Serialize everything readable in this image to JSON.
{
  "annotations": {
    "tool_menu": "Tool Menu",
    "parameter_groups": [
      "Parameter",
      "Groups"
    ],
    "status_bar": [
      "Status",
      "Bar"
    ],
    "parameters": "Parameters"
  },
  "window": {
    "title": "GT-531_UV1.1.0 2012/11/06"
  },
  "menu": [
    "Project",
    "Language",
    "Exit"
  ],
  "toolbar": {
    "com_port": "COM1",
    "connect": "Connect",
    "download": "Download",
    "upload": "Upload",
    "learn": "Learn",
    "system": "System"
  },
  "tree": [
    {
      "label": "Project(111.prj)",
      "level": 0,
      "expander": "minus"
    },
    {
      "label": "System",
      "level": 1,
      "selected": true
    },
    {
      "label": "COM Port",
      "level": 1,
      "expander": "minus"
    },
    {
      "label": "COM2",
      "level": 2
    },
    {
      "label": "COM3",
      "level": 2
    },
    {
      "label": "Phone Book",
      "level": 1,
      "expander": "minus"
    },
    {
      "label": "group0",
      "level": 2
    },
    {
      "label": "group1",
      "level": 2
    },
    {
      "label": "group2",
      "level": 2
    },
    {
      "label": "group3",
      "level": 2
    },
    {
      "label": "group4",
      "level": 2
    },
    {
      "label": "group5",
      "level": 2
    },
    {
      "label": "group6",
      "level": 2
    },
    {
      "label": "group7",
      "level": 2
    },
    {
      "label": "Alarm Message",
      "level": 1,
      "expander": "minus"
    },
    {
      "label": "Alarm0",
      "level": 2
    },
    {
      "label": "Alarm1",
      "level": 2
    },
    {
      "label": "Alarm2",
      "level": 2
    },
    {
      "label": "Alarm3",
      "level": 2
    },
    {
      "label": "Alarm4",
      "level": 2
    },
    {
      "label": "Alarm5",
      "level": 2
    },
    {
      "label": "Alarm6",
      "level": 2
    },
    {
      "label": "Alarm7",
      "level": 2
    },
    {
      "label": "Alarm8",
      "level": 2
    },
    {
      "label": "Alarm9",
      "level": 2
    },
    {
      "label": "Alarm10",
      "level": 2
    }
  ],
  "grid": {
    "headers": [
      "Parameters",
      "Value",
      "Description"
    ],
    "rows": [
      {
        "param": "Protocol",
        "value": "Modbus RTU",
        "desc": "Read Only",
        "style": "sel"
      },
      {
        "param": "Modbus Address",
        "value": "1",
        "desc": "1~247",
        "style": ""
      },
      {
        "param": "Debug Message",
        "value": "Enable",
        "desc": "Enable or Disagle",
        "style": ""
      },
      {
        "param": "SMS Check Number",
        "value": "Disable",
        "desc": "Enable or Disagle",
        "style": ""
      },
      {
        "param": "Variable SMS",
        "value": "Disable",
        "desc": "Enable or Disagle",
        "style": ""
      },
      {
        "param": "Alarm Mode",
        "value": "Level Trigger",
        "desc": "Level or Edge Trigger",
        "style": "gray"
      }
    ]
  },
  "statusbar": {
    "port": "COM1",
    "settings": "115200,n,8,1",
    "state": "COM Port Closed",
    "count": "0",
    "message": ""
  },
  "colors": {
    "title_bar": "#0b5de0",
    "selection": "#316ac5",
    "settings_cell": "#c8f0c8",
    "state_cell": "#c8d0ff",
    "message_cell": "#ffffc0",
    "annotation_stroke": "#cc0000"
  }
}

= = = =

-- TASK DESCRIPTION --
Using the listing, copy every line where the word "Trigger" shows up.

-- EXERCISE SOLUTION --
        "value": "Level Trigger",
        "desc": "Level or Edge Trigger",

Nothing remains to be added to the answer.